Rezabek, who’s already been on the job several weeks, called his appointment to serve out Kelly’s term and his re-appointment to a full term Tuesday “the thrill of a lifetime.”
“It is a great group of people. The party politics is checked at the door. They come in and work extremely hard,” he said. “I’ve seen already, they want me to succeed, because if I succeed, they’re succeeding ... If we’re successful, then we’re protecting everybody’s rights and making sure everybody’s vote counts.”
Greathouse said she looks forward to the new role, which also comes with great responsibility.
“The Montgomery County Board of Elections has a long history of executing excellent elections and I look forward to the opportunity to continue that tradition,” she said.
Greathouse helped implement the county’s new voting system and Rezabek has been a longtime Board of Elections rover-troubleshooter, Harsman said.
Rezabek’s salary will be $127,504; Greathouse’s salary increases to $95,014 from $60,008.
Harsman said Rezabek may have a “steeper learning curve” but said he will be a quick study due to his experience with the county’s past and current voting systems as well as his judicial and legislative background.
Rezabek admits he needs to “get up to speed” on some of the behind-the-scenes duties of the county’s top elections official, but is working alongside a seasoned Montgomery County team that “was the envy of the state and maybe even the nation” during last November’s presidential election, he said.

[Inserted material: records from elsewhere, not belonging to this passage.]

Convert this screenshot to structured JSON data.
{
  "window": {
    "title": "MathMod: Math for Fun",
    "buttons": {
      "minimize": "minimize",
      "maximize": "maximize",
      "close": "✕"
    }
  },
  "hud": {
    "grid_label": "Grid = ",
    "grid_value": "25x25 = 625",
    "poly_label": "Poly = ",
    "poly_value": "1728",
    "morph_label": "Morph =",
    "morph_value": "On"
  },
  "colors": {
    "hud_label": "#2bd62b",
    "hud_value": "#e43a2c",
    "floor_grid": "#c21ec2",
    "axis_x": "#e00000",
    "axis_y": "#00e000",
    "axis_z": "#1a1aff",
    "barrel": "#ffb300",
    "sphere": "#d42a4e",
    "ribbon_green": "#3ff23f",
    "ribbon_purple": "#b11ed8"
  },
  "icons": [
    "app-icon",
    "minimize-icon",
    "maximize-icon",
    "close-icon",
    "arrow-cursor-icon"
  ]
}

With a budget of roughly $3.5 million, the Board of Elections currently has 26 year-round employees as well as 40 seasonal staff positions along with up to 2,000 precinct officials who work the elections, according to the county.

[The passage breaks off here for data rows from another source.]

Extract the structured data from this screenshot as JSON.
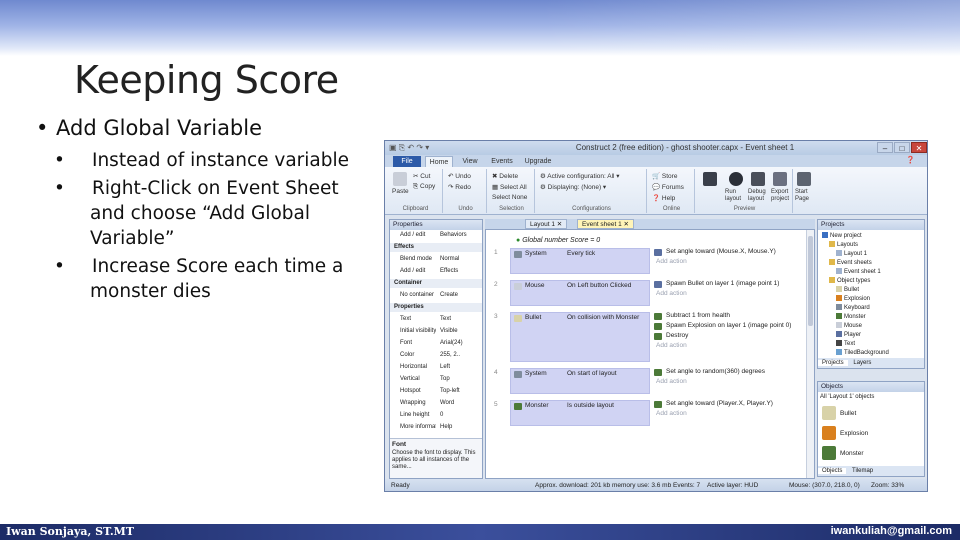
{
  "slide": {
    "title": "Keeping Score",
    "bullet_main": "Add Global Variable",
    "sub_bullets": [
      "Instead of instance variable",
      "Right-Click on Event Sheet and choose “Add Global Variable”",
      "Increase Score each time a monster dies"
    ],
    "footer_left": "Iwan Sonjaya, ST.MT",
    "footer_right": "iwankuliah@gmail.com",
    "bullet_glyph": "•"
  },
  "app": {
    "title": "Construct 2 (free edition) - ghost shooter.capx - Event sheet 1",
    "ribbon_tabs": [
      "File",
      "Home",
      "View",
      "Events",
      "Upgrade"
    ],
    "ribbon_groups": {
      "clipboard": {
        "label": "Clipboard",
        "items": [
          "Cut",
          "Copy",
          "Paste"
        ]
      },
      "undo": {
        "label": "Undo",
        "items": [
          "Undo",
          "Redo"
        ]
      },
      "selection": {
        "label": "Selection",
        "items": [
          "Delete",
          "Select All",
          "Select None"
        ]
      },
      "configurations": {
        "label": "Configurations",
        "items": [
          "Active configuration: All",
          "Displaying: (None)"
        ]
      },
      "online": {
        "label": "Online",
        "items": [
          "Store",
          "Forums",
          "Help"
        ]
      },
      "preview": {
        "label": "Preview",
        "items": [
          "Run layout",
          "Debug layout",
          "Export project"
        ]
      },
      "start": {
        "label": "Start Page",
        "items": [
          "Start Page"
        ]
      }
    },
    "properties": {
      "header": "Properties",
      "rows": [
        {
          "k": "Add / edit",
          "v": "Behaviors"
        },
        {
          "cat": "Effects"
        },
        {
          "k": "Blend mode",
          "v": "Normal"
        },
        {
          "k": "Add / edit",
          "v": "Effects"
        },
        {
          "cat": "Container"
        },
        {
          "k": "No container",
          "v": "Create"
        },
        {
          "cat": "Properties"
        },
        {
          "k": "Text",
          "v": "Text"
        },
        {
          "k": "Initial visibility",
          "v": "Visible"
        },
        {
          "k": "Font",
          "v": "Arial(24)"
        },
        {
          "k": "Color",
          "v": "255, 2.."
        },
        {
          "k": "Horizontal",
          "v": "Left"
        },
        {
          "k": "Vertical",
          "v": "Top"
        },
        {
          "k": "Hotspot",
          "v": "Top-left"
        },
        {
          "k": "Wrapping",
          "v": "Word"
        },
        {
          "k": "Line height",
          "v": "0"
        },
        {
          "k": "More information",
          "v": "Help"
        }
      ],
      "help_title": "Font",
      "help_text": "Choose the font to display. This applies to all instances of the same..."
    },
    "sheet_tabs": [
      "Layout 1",
      "Event sheet 1"
    ],
    "global_var": "Global number Score = 0",
    "events": [
      {
        "num": "1",
        "object": "System",
        "condition": "Every tick",
        "actions": [
          "Set angle toward (Mouse.X, Mouse.Y)"
        ],
        "actor": "Player"
      },
      {
        "num": "2",
        "object": "Mouse",
        "condition": "On Left button Clicked",
        "actions": [
          "Spawn Bullet on layer 1 (image point 1)"
        ],
        "actor": "Player"
      },
      {
        "num": "3",
        "object": "Bullet",
        "condition": "On collision with Monster",
        "actions": [
          "Subtract 1 from health",
          "Spawn Explosion on layer 1 (image point 0)",
          "Destroy"
        ],
        "actor": "Monster"
      },
      {
        "num": "4",
        "object": "System",
        "condition": "On start of layout",
        "actions": [
          "Set angle to random(360) degrees"
        ],
        "actor": "Monster"
      },
      {
        "num": "5",
        "object": "Monster",
        "condition": "Is outside layout",
        "actions": [
          "Set angle toward (Player.X, Player.Y)"
        ],
        "actor": "Monster"
      }
    ],
    "add_action": "Add action",
    "projects": {
      "header": "Projects",
      "items": [
        "New project",
        "Layouts",
        "Layout 1",
        "Event sheets",
        "Event sheet 1",
        "Object types",
        "Bullet",
        "Explosion",
        "Keyboard",
        "Monster",
        "Mouse",
        "Player",
        "Text",
        "TiledBackground"
      ],
      "tabs": [
        "Projects",
        "Layers"
      ]
    },
    "objects": {
      "header": "Objects",
      "filter": "All 'Layout 1' objects",
      "items": [
        "Bullet",
        "Explosion",
        "Monster"
      ],
      "tabs": [
        "Objects",
        "Tilemap"
      ]
    },
    "status": [
      "Ready",
      "Approx. download: 201 kb  memory use: 3.6 mb  Events: 7",
      "Active layer: HUD",
      "Mouse: (307.0, 218.0, 0)",
      "Zoom: 33%"
    ],
    "colors": {
      "accent": "#2d5aa8",
      "condition": "#d0d3f3",
      "active_tab": "#fff4b8"
    }
  }
}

Both Rezabek and Greathouse will be appointed Tuesday to two-year terms by the four-person elections board, which will also get a new Republican member Tuesday.
Thomas A. Routsong will replace Kay Wick on the board and begin serving a four-year term along with Democrat Kurt Hatcher, who will be reappointed to the board, which must have an equal number of Republicans and Democrats.

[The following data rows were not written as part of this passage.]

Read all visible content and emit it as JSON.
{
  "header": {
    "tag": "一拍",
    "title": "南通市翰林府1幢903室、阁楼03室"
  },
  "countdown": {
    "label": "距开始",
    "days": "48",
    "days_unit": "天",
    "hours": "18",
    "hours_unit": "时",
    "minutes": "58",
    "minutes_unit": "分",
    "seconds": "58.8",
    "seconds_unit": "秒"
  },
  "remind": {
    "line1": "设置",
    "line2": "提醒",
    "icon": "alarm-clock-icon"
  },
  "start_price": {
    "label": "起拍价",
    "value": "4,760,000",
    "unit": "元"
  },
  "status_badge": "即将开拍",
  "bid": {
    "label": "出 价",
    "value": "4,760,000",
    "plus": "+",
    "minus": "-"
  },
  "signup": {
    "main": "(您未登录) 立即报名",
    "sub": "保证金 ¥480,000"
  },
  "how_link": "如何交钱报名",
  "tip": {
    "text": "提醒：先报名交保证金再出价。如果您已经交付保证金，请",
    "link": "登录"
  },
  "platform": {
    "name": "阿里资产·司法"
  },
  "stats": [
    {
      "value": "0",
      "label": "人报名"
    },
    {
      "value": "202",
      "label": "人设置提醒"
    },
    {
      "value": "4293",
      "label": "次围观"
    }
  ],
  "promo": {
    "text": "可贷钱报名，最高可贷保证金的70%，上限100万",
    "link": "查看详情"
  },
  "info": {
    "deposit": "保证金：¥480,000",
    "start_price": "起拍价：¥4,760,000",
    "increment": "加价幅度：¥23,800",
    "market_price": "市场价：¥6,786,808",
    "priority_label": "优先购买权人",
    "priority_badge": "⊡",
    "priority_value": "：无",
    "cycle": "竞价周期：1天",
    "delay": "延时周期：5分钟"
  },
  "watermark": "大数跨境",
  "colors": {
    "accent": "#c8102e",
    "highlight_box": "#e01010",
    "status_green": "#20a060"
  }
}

Rhine McLin, a Democrat and current board chair, and Republican member Elaine Herrick are in the middle of four-year terms that began in 2019.
Also on Tuesday, the board chair will be selected. Ohio Law requires the chair and director to be of opposite parties.
Combatting disinformation and guarding against cybersecurity threats is an effort that includes the work and cooperation of the Ohio Secretary of State’s Office to vendors to county elections staff, Greathouse said.
“As a state, we are a team and it is important that we all move forward together as a group, because good elections everywhere are good for voters everywhere,” she said.
In addition to helping train the new director and deputy director, Harsman said the elections board will be confronted later this year with reapportionment work, which will take place months later than usual as the U.S. Census Bureau has delayed the release of redistricting data.
Kelly was named Montgomery County Board of Elections director in July 2013. She had served as the board’s finance director and prior to that, was a regional liaison for the Ohio Secretary of State’s Office. Harsman has been at the board of elections nearly 31 years and for the past 22 years has been either director or deputy director.
The public can live stream the 8:30 a.m. Tuesday meeting on the @DaytonMontgomeryCountyBoardofElections Facebook page.